* _ASSIGNMENT_:
Where a line below holds the string "events", copy that line.

START TASK INPUTS

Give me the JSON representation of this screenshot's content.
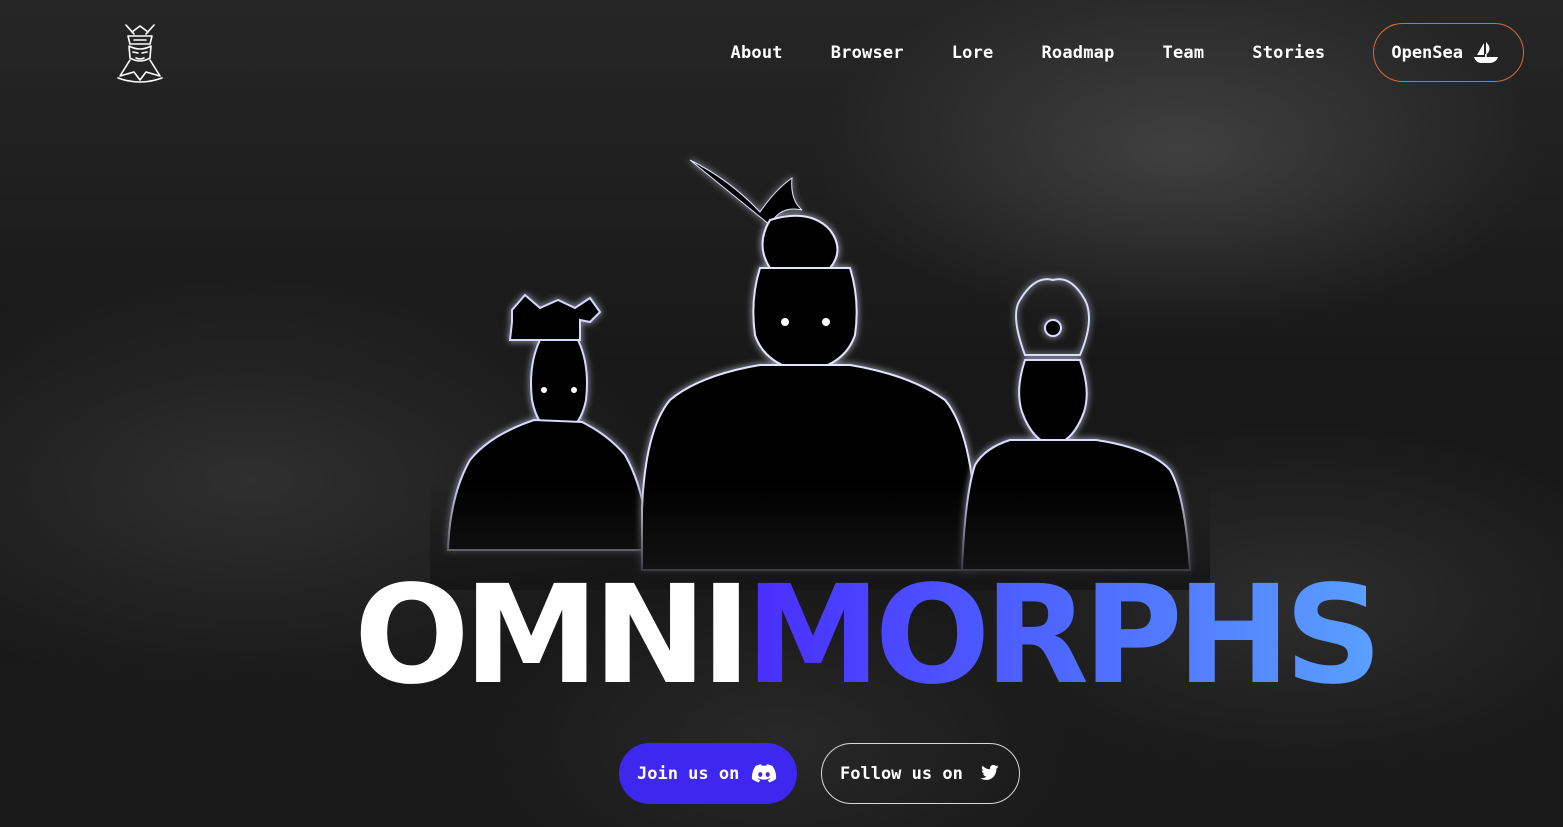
{
  "header": {
    "logo_icon": "omnimorphs-mask-logo",
    "nav": [
      {
        "label": "About"
      },
      {
        "label": "Browser"
      },
      {
        "label": "Lore"
      },
      {
        "label": "Roadmap"
      },
      {
        "label": "Team"
      },
      {
        "label": "Stories"
      }
    ],
    "opensea": {
      "label": "OpenSea",
      "icon": "opensea-ship-icon",
      "border_color": "#d86a3a"
    }
  },
  "hero": {
    "wordmark_part1": "OMNI",
    "wordmark_part2": "MORPHS",
    "wordmark_colors": [
      "#ffffff",
      "#4a2cff",
      "#5aa0ff"
    ]
  },
  "cta": {
    "discord": {
      "label": "Join us on",
      "icon": "discord-icon",
      "bg_color": "#3e28f0"
    },
    "twitter": {
      "label": "Follow us on",
      "icon": "twitter-icon"
    }
  }
}
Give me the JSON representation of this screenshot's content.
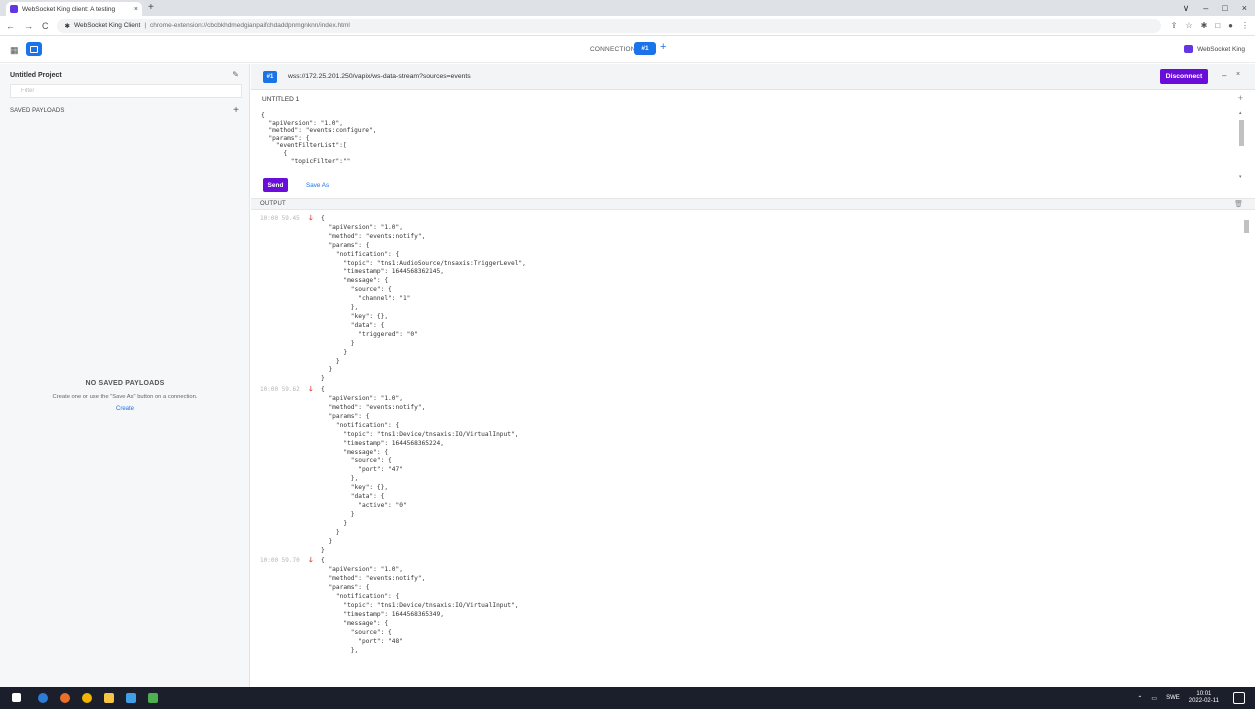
{
  "browser": {
    "tab_title": "WebSocket King client: A testing",
    "tab_close": "×",
    "new_tab": "+",
    "window_controls": [
      "∨",
      "–",
      "□",
      "×"
    ],
    "page_title": "WebSocket King Client",
    "separator": "|",
    "url": "chrome-extension://cbcbkhdmedgianpaifchdaddpnmgnknn/index.html"
  },
  "app": {
    "connections_label": "CONNECTIONS",
    "active_connection": "#1",
    "add_connection": "+",
    "brand": "WebSocket King"
  },
  "sidebar": {
    "project_title": "Untitled Project",
    "filter_placeholder": "Filter",
    "saved_payloads_title": "SAVED PAYLOADS",
    "saved_add": "+",
    "empty_title": "NO SAVED PAYLOADS",
    "empty_desc": "Create one or use the \"Save As\" button on a connection.",
    "create_label": "Create"
  },
  "connection": {
    "number": "#1",
    "url": "wss://172.25.201.250/vapix/ws-data-stream?sources=events",
    "disconnect_label": "Disconnect",
    "minimize": "–",
    "close": "×"
  },
  "editor": {
    "payload_name": "UNTITLED 1",
    "add": "+",
    "code": "{\n  \"apiVersion\": \"1.0\",\n  \"method\": \"events:configure\",\n  \"params\": {\n    \"eventFilterList\":[\n      {\n        \"topicFilter\":\"\"",
    "send_label": "Send",
    "save_as_label": "Save As"
  },
  "output": {
    "title": "OUTPUT",
    "messages": [
      {
        "time": "10:00 59.45",
        "body": "{\n  \"apiVersion\": \"1.0\",\n  \"method\": \"events:notify\",\n  \"params\": {\n    \"notification\": {\n      \"topic\": \"tns1:AudioSource/tnsaxis:TriggerLevel\",\n      \"timestamp\": 1644568362145,\n      \"message\": {\n        \"source\": {\n          \"channel\": \"1\"\n        },\n        \"key\": {},\n        \"data\": {\n          \"triggered\": \"0\"\n        }\n      }\n    }\n  }\n}"
      },
      {
        "time": "10:00 59.62",
        "body": "{\n  \"apiVersion\": \"1.0\",\n  \"method\": \"events:notify\",\n  \"params\": {\n    \"notification\": {\n      \"topic\": \"tns1:Device/tnsaxis:IO/VirtualInput\",\n      \"timestamp\": 1644568365224,\n      \"message\": {\n        \"source\": {\n          \"port\": \"47\"\n        },\n        \"key\": {},\n        \"data\": {\n          \"active\": \"0\"\n        }\n      }\n    }\n  }\n}"
      },
      {
        "time": "10:00 59.70",
        "body": "{\n  \"apiVersion\": \"1.0\",\n  \"method\": \"events:notify\",\n  \"params\": {\n    \"notification\": {\n      \"topic\": \"tns1:Device/tnsaxis:IO/VirtualInput\",\n      \"timestamp\": 1644568365349,\n      \"message\": {\n        \"source\": {\n          \"port\": \"48\"\n        },"
      }
    ]
  },
  "taskbar": {
    "language": "SWE",
    "time": "10:01",
    "date": "2022-02-11"
  },
  "colors": {
    "accent": "#1a73e8",
    "primary_button": "#6a0dd8",
    "incoming_arrow": "#e53935"
  }
}
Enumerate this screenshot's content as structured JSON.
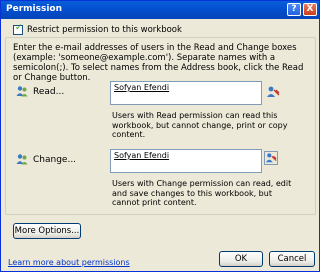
{
  "window": {
    "title": "Permission",
    "help_label": "?",
    "close_label": "X"
  },
  "restrict": {
    "label": "Restrict permission to this workbook",
    "checked": true
  },
  "intro_text": "Enter the e-mail addresses of users in the Read and Change boxes (example: 'someone@example.com'). Separate names with a semicolon(;). To select names from the Address book, click the Read or Change button.",
  "read": {
    "button_label": "Read...",
    "value": "Sofyan Efendi",
    "description": "Users with Read permission can read this workbook, but cannot change, print or copy content."
  },
  "change": {
    "button_label": "Change...",
    "value": "Sofyan Efendi",
    "description": "Users with Change permission can read, edit and save changes to this workbook, but cannot print content."
  },
  "buttons": {
    "more_options": "More Options...",
    "ok": "OK",
    "cancel": "Cancel"
  },
  "footer_link": "Learn more about permissions",
  "colors": {
    "title_bar": "#0a5fd8",
    "dialog_bg": "#ece9d8",
    "link": "#0033cc"
  }
}
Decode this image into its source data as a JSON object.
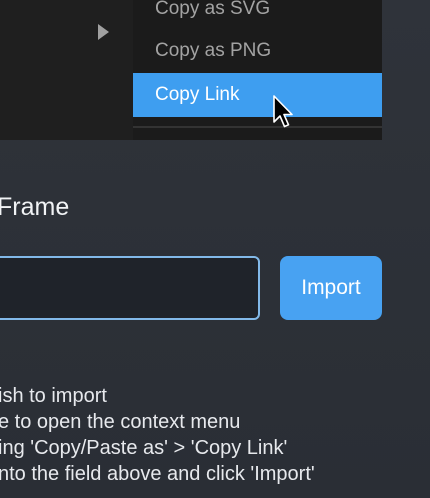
{
  "context_menu": {
    "items": [
      {
        "label": "Copy as SVG",
        "active": false
      },
      {
        "label": "Copy as PNG",
        "active": false
      },
      {
        "label": "Copy Link",
        "active": true
      }
    ]
  },
  "form": {
    "title": "Frame",
    "input_value": "",
    "import_label": "Import"
  },
  "instructions": [
    "ish to import",
    "e to open the context menu",
    "ing 'Copy/Paste as' > 'Copy Link'",
    "nto the field above and click 'Import'"
  ],
  "colors": {
    "accent": "#48a2f2",
    "menu_active": "#3e9ef0",
    "background": "#2b2f36",
    "menu_background": "#1b1b1b"
  }
}
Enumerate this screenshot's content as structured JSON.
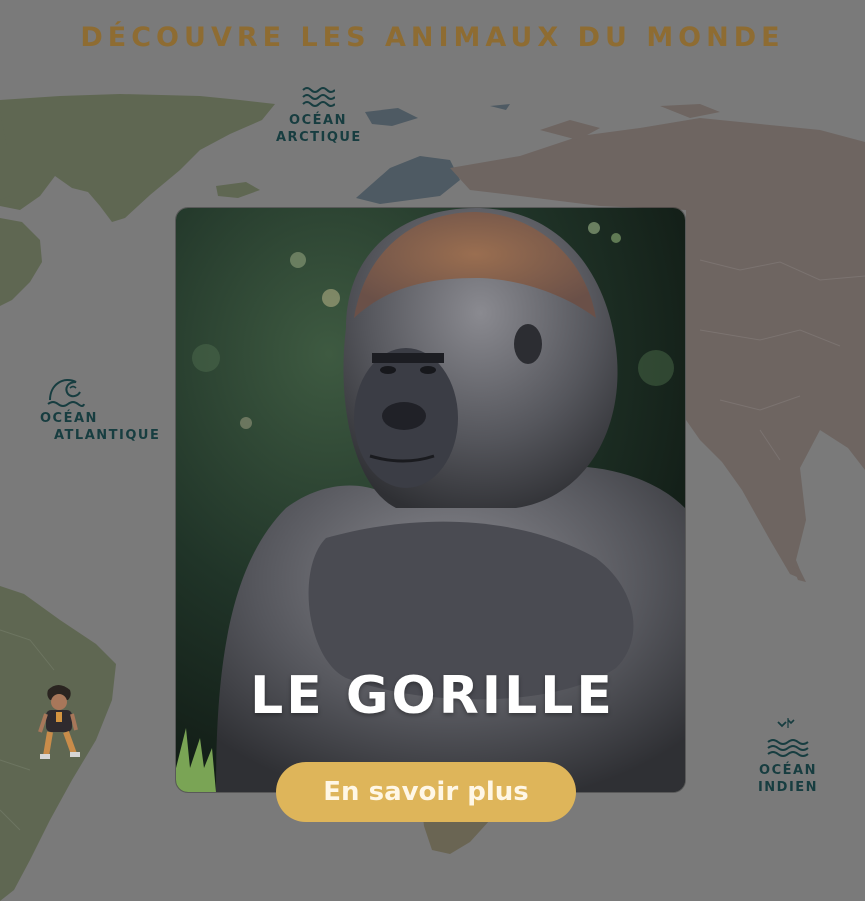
{
  "page": {
    "title": "DÉCOUVRE LES ANIMAUX DU MONDE"
  },
  "oceans": {
    "arctic": {
      "line1": "OCÉAN",
      "line2": "ARCTIQUE",
      "icon": "waves-icon"
    },
    "atlantic": {
      "line1": "OCÉAN",
      "line2": "ATLANTIQUE",
      "icon": "wave-crest-icon"
    },
    "indian": {
      "line1": "OCÉAN",
      "line2": "INDIEN",
      "icon": "waves-birds-icon"
    }
  },
  "card": {
    "animal_name": "LE GORILLE",
    "cta_label": "En savoir plus",
    "image": "gorilla-photo"
  },
  "colors": {
    "background": "#7a7a7a",
    "title": "#8e6c32",
    "ocean_label": "#173d40",
    "cta_bg": "#deb55a",
    "america": "#5f6752",
    "eurasia": "#6e6561",
    "africa": "#6a6553"
  }
}
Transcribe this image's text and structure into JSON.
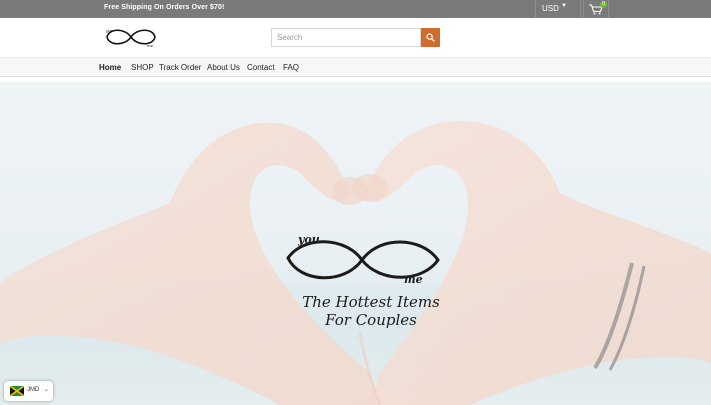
{
  "topbar": {
    "announcement": "Free Shipping On Orders Over $70!",
    "currency_label": "USD",
    "currency_caret": "▼",
    "cart_count": "0"
  },
  "header": {
    "search_placeholder": "Search"
  },
  "nav": {
    "items": [
      {
        "label": "Home"
      },
      {
        "label": "SHOP"
      },
      {
        "label": "Track Order"
      },
      {
        "label": "About Us"
      },
      {
        "label": "Contact"
      },
      {
        "label": "FAQ"
      }
    ]
  },
  "hero": {
    "logo_word_left": "you",
    "logo_word_right": "me",
    "tagline_line1": "The Hottest Items",
    "tagline_line2": "For Couples"
  },
  "currency_widget": {
    "code": "JMD",
    "chevron": "⌄"
  },
  "colors": {
    "topbar": "#7a7a7a",
    "search_button": "#d06c2e",
    "cart_badge": "#6cbf2a"
  }
}
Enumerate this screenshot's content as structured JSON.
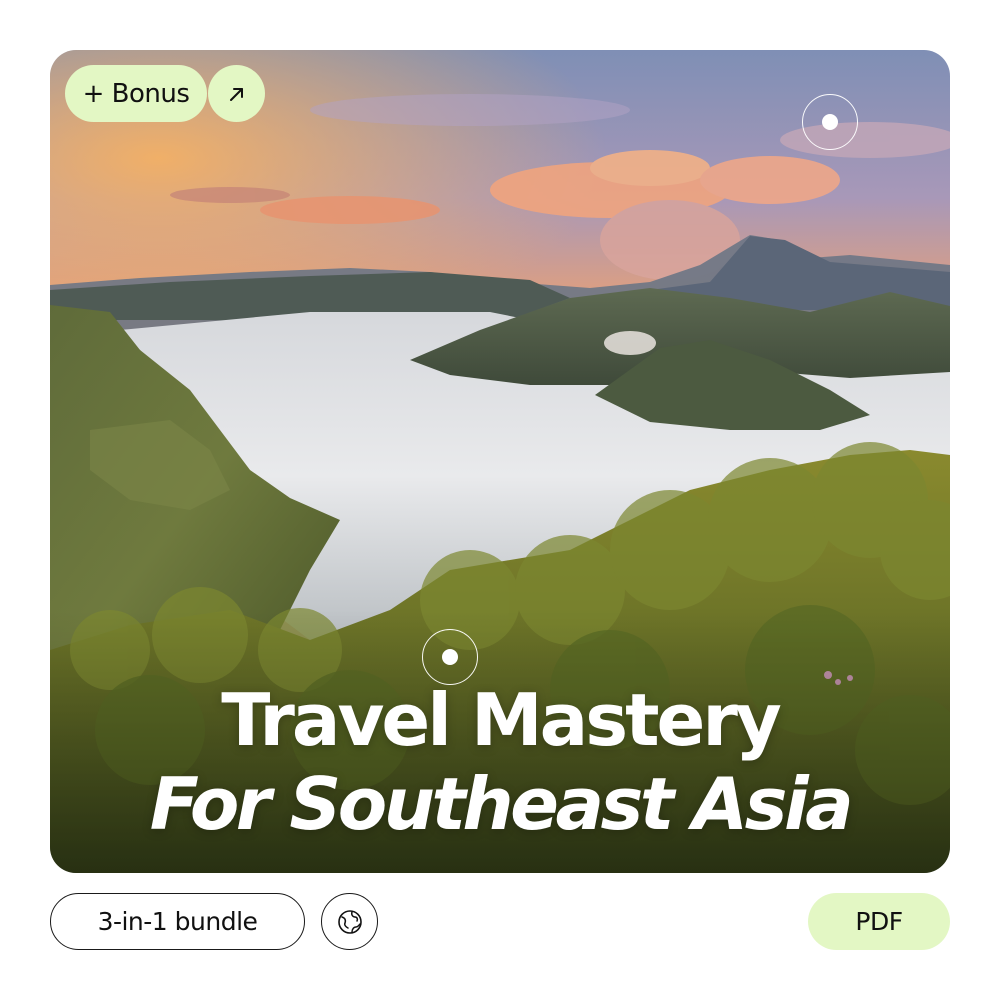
{
  "hero": {
    "image_subject": "volcano-landscape-photo",
    "title_line1": "Travel Mastery",
    "title_line2": "For Southeast Asia"
  },
  "badges": {
    "bonus_label": "+ Bonus",
    "arrow_icon": "arrow-up-right-icon"
  },
  "footer": {
    "bundle_label": "3-in-1 bundle",
    "globe_icon": "globe-icon",
    "format_label": "PDF"
  },
  "colors": {
    "pill_green": "#e3f7c4",
    "outline": "#1a1a1a",
    "title_text": "#ffffff"
  }
}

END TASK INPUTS

* _WRITTEN SOLUTION_:
    "url": "wss://172.25.201.250/vapix/ws-data-stream?sources=events",
    "code": "{\n  \"apiVersion\": \"1.0\",\n  \"method\": \"events:configure\",\n  \"params\": {\n    \"eventFilterList\":[\n      {\n        \"topicFilter\":\"\"",
        "body": "{\n  \"apiVersion\": \"1.0\",\n  \"method\": \"events:notify\",\n  \"params\": {\n    \"notification\": {\n      \"topic\": \"tns1:AudioSource/tnsaxis:TriggerLevel\",\n      \"timestamp\": 1644568362145,\n      \"message\": {\n        \"source\": {\n          \"channel\": \"1\"\n        },\n        \"key\": {},\n        \"data\": {\n          \"triggered\": \"0\"\n        }\n      }\n    }\n  }\n}"
        "body": "{\n  \"apiVersion\": \"1.0\",\n  \"method\": \"events:notify\",\n  \"params\": {\n    \"notification\": {\n      \"topic\": \"tns1:Device/tnsaxis:IO/VirtualInput\",\n      \"timestamp\": 1644568365224,\n      \"message\": {\n        \"source\": {\n          \"port\": \"47\"\n        },\n        \"key\": {},\n        \"data\": {\n          \"active\": \"0\"\n        }\n      }\n    }\n  }\n}"
        "body": "{\n  \"apiVersion\": \"1.0\",\n  \"method\": \"events:notify\",\n  \"params\": {\n    \"notification\": {\n      \"topic\": \"tns1:Device/tnsaxis:IO/VirtualInput\",\n      \"timestamp\": 1644568365349,\n      \"message\": {\n        \"source\": {\n          \"port\": \"48\"\n        },"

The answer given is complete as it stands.